→ What to do: Every entry below should be printed again exactly as it reads.

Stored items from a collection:
::::::::::

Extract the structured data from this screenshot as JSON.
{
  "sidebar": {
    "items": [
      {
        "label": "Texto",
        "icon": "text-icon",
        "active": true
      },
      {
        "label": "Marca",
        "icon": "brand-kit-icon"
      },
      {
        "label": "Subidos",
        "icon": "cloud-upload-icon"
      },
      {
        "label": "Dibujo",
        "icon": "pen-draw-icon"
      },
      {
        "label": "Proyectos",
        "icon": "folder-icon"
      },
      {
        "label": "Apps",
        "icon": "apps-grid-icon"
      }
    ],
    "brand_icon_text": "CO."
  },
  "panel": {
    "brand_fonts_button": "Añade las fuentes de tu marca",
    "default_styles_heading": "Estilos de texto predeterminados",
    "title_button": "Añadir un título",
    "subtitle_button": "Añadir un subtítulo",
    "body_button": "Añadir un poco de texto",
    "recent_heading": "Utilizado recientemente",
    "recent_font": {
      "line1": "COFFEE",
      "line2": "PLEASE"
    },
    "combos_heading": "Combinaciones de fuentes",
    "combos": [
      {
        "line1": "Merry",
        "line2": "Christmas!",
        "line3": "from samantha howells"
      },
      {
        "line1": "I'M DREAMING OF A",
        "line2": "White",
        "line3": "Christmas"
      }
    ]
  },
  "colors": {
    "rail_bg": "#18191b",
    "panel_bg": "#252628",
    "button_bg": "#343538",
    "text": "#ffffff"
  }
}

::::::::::

→ Reply to the exercise:
Extract the structured data from this screenshot as JSON.
{
  "sidebar": {
    "items": [
      {
        "label": "Texto",
        "icon": "text-icon",
        "active": true
      },
      {
        "label": "Marca",
        "icon": "brand-kit-icon"
      },
      {
        "label": "Subidos",
        "icon": "cloud-upload-icon"
      },
      {
        "label": "Dibujo",
        "icon": "pen-draw-icon"
      },
      {
        "label": "Proyectos",
        "icon": "folder-icon"
      },
      {
        "label": "Apps",
        "icon": "apps-grid-icon"
      }
    ],
    "brand_icon_text": "CO."
  },
  "panel": {
    "brand_fonts_button": "Añade las fuentes de tu marca",
    "default_styles_heading": "Estilos de texto predeterminados",
    "title_button": "Añadir un título",
    "subtitle_button": "Añadir un subtítulo",
    "body_button": "Añadir un poco de texto",
    "recent_heading": "Utilizado recientemente",
    "recent_font": {
      "line1": "COFFEE",
      "line2": "PLEASE"
    },
    "combos_heading": "Combinaciones de fuentes",
    "combos": [
      {
        "line1": "Merry",
        "line2": "Christmas!",
        "line3": "from samantha howells"
      },
      {
        "line1": "I'M DREAMING OF A",
        "line2": "White",
        "line3": "Christmas"
      }
    ]
  },
  "colors": {
    "rail_bg": "#18191b",
    "panel_bg": "#252628",
    "button_bg": "#343538",
    "text": "#ffffff"
  }
}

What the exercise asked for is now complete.